Hawaii’s Kīlauea volcano has been releasing toxic gasses, opening new fissures, and sending out streams of lava. Strange blue flames burn from cracks in the streets, as fountains of lava erupt from the ground.
— TIME (@TIME) May 24, 2018
It’s an apocalyptic scene. Over 2,000 people have evacuated and residents have been warned about flying balls of lava and acidic volcanic smog. To make matters worse for these residents, many had to leave their beloved pets behind in the evacuation.
Now rescuers and volunteers are working to find the missing animals and reunite them with their families at a time when the bond between them is the one thing offering a sense of stability.
After Hawaii’s Kilauea volcano erupted, many were forced to leave their animals behind.
But determined volunteers are working to reunite furry family members with their humans.https://t.co/RZM9X09tw8
— Herald Sun (@theheraldsun) May 20, 2018
The rescuers have saved what is being called a “virtual Noah’s ark” of all kinds of critters, from livestock like cows to exotic birds.
The Red Cross shelter in Pahoa, about 40km east of the volcano, has by itself saved 100 dogs and 30 cats, along with bunnies, birds, and pigs.
A Hawaii Island Humane Society volunteer, Burgandy Singleton said:
“Quite the crazy farm right now.”
“We are housing everything from wee little creatures to ginormous beasts and no trouble. With that many personalities mixing it up, it’s been amazing.”
The volunteers and rescuers are going into the abandoned neighborhoods to find all the pets they can. Using the lure of food and water, they hope to find as many of the frightened and disoriented animals as possible.
Many Lucky Pets Saved From Hawaii Lava https://t.co/BsTZw9ZDh7
— Paw Prints (@pawprintsthemag) May 21, 2018
But the best lure of all: The sound of their owner’s voice.
“Ideally, we take the owner back in so they can hear a familiar voice and we can hand-trap them,” rather than luring them into cages.”

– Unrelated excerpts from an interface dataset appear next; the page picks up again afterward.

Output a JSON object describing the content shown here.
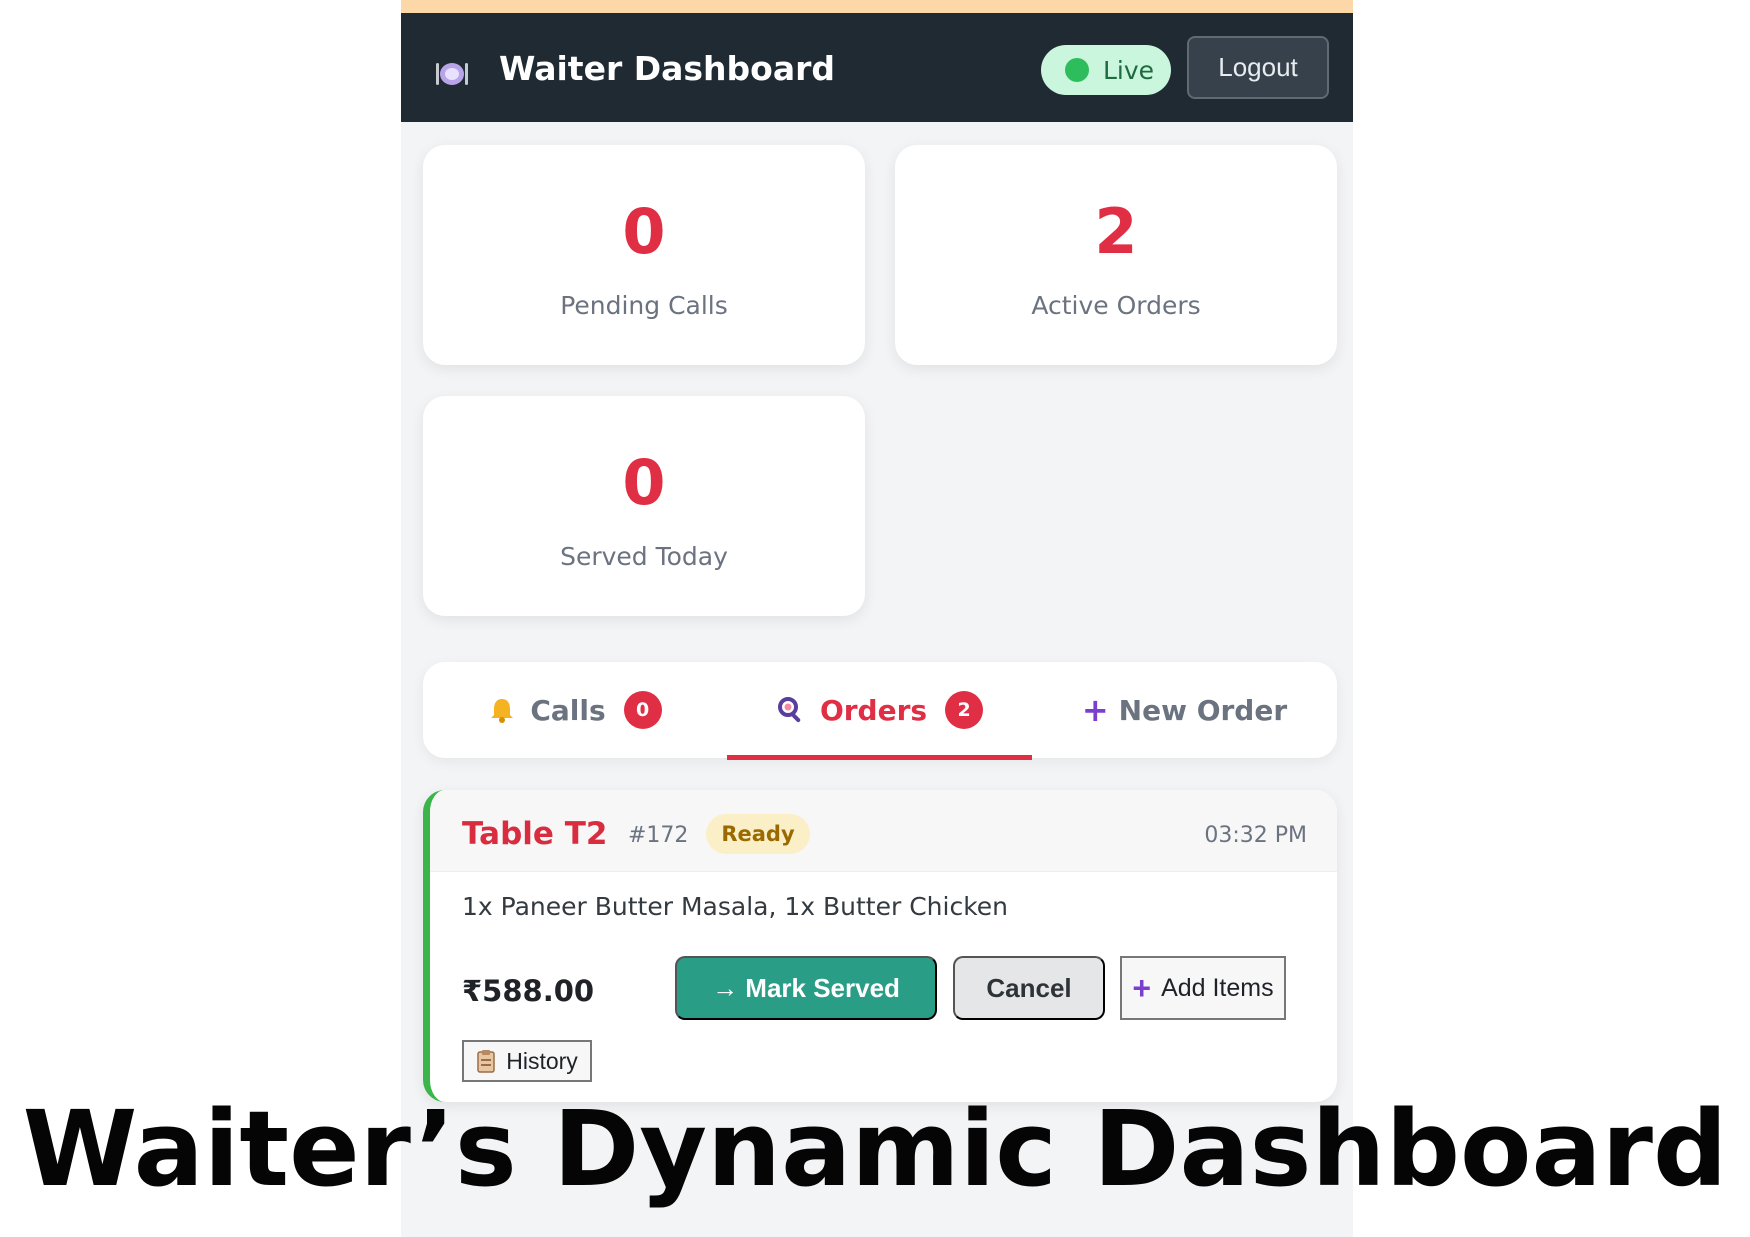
{
  "app": {
    "title": "Waiter Dashboard",
    "status": "Live",
    "logout_label": "Logout",
    "colors": {
      "header_bg": "#1f2a33",
      "accent_red": "#e02f44",
      "live_green": "#2ebd5c",
      "served_teal": "#2a9d86"
    }
  },
  "stats": {
    "pending_calls": {
      "value": "0",
      "label": "Pending Calls"
    },
    "active_orders": {
      "value": "2",
      "label": "Active Orders"
    },
    "served_today": {
      "value": "0",
      "label": "Served Today"
    }
  },
  "tabs": {
    "calls": {
      "label": "Calls",
      "count": "0",
      "icon": "bell-icon"
    },
    "orders": {
      "label": "Orders",
      "count": "2",
      "icon": "magnifier-icon",
      "active": true
    },
    "new_order": {
      "label": "New Order",
      "icon": "plus-icon"
    }
  },
  "order": {
    "table": "Table T2",
    "number": "#172",
    "status": "Ready",
    "time": "03:32 PM",
    "items": "1x Paneer Butter Masala, 1x Butter Chicken",
    "total": "₹588.00",
    "actions": {
      "mark_served": "→ Mark Served",
      "cancel": "Cancel",
      "add_items": "Add Items",
      "history": "History"
    }
  },
  "caption": "Waiter’s Dynamic Dashboard"
}
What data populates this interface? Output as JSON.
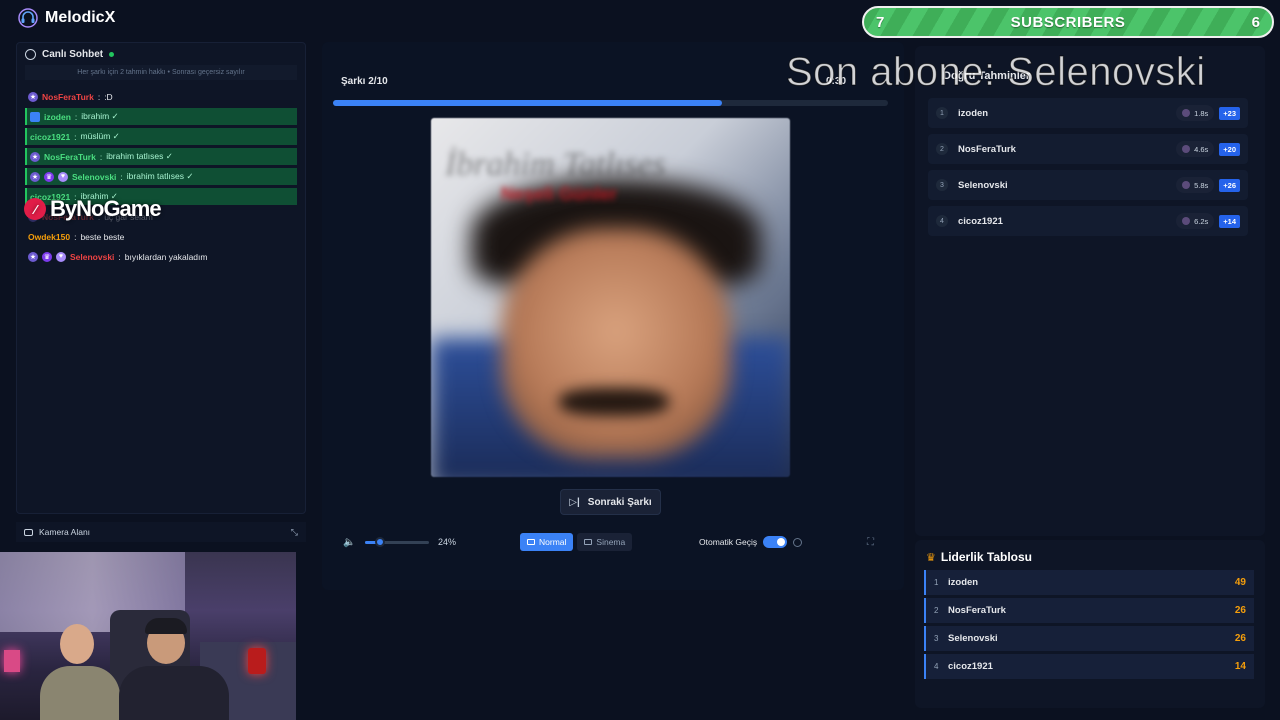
{
  "app": {
    "title": "MelodicX"
  },
  "subscribers": {
    "left": "7",
    "label": "SUBSCRIBERS",
    "right": "6"
  },
  "overlay": {
    "last_sub": "Son abone: Selenovski"
  },
  "watermark": "ByNoGame",
  "chat": {
    "title": "Canlı Sohbet",
    "note": "Her şarkı için 2 tahmin hakkı • Sonrası geçersiz sayılır",
    "messages": [
      {
        "user": "NosFeraTurk",
        "text": ":D"
      },
      {
        "user": "izoden",
        "text": "ibrahim ✓"
      },
      {
        "user": "cicoz1921",
        "text": "müslüm ✓"
      },
      {
        "user": "NosFeraTurk",
        "text": "ibrahim tatlıses ✓"
      },
      {
        "user": "Selenovski",
        "text": "ibrahim tatlıses ✓"
      },
      {
        "user": "cicoz1921",
        "text": "ibrahim ✓"
      },
      {
        "user": "NosFeraTurk",
        "text": "üç gar selam"
      },
      {
        "user": "Owdek150",
        "text": "beste beste"
      },
      {
        "user": "Selenovski",
        "text": "bıyıklardan yakaladım"
      }
    ]
  },
  "camera": {
    "label": "Kamera Alanı"
  },
  "player": {
    "song_counter": "Şarkı 2/10",
    "timer": "0:30",
    "progress": 0.7,
    "cover_title": "İbrahim Tatlıses",
    "cover_subtitle": "Neşeli Günler",
    "next_label": "Sonraki Şarkı",
    "volume_pct": "24%",
    "volume": 0.24,
    "mode_normal": "Normal",
    "mode_cinema": "Sinema",
    "auto_label": "Otomatik Geçiş"
  },
  "correct": {
    "title": "Doğru Tahminler",
    "rows": [
      {
        "rank": "1",
        "name": "izoden",
        "time": "1.8s",
        "pts": "+23"
      },
      {
        "rank": "2",
        "name": "NosFeraTurk",
        "time": "4.6s",
        "pts": "+20"
      },
      {
        "rank": "3",
        "name": "Selenovski",
        "time": "5.8s",
        "pts": "+26"
      },
      {
        "rank": "4",
        "name": "cicoz1921",
        "time": "6.2s",
        "pts": "+14"
      }
    ]
  },
  "leaderboard": {
    "title": "Liderlik Tablosu",
    "rows": [
      {
        "rank": "1",
        "name": "izoden",
        "score": "49"
      },
      {
        "rank": "2",
        "name": "NosFeraTurk",
        "score": "26"
      },
      {
        "rank": "3",
        "name": "Selenovski",
        "score": "26"
      },
      {
        "rank": "4",
        "name": "cicoz1921",
        "score": "14"
      }
    ]
  }
}
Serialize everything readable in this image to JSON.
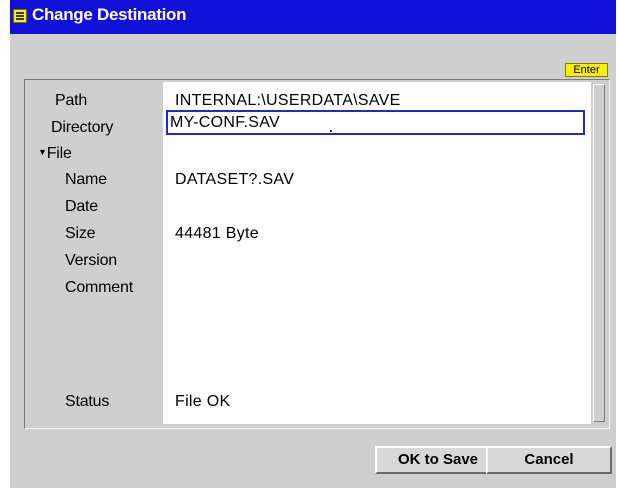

“We are trying every trick from every book.”
Meanwhile, livestock is being taken in by the Hawaii County-funded Pana’ewa Rainforest Zoo and Gardens, who have rescued more than 30 to 35 cattle and horses.
More than 1300 head of cattle and three dozen horses have been relocated to a ranch north of the area.
The livestock is even more out of sorts than the pets:
“From the earthquakes to the smoke and lava to the helicopters overhead, they are just spooked.”
At an animal shelter at the county parks and recreation gym in Pahao, families are camping out with tents for some sense of privacy and to keep dogs away from each other. The gym has a donation table where stacks of dog food and cat litter have piled up thanks to a generous community.
— Reuters UK (@ReutersUK) May 20, 2018
The local community is chipping in with the costs of the animals’ care, supplying needed items like kennels/crates, food, sheets and towels, leashes, collars, bowls, and toys.
The Hawaii Island Humane Society set up an Amazon wish list for donations.
The Humane Society volunteer noted that during this stressful time, that reuniting displaced families with their animals is perhaps the best therapy of all.
“They both get something from it. Sometimes they have lost every single thing they own other than that dog or cat. It’s the one piece of home they still have, the one piece holding them together. And the pets feel the same way.”
The efforts of all the volunteers and rescue groups are making a big difference during a time of crisis for Hawaii.
Featured image: Screenshot via Twitter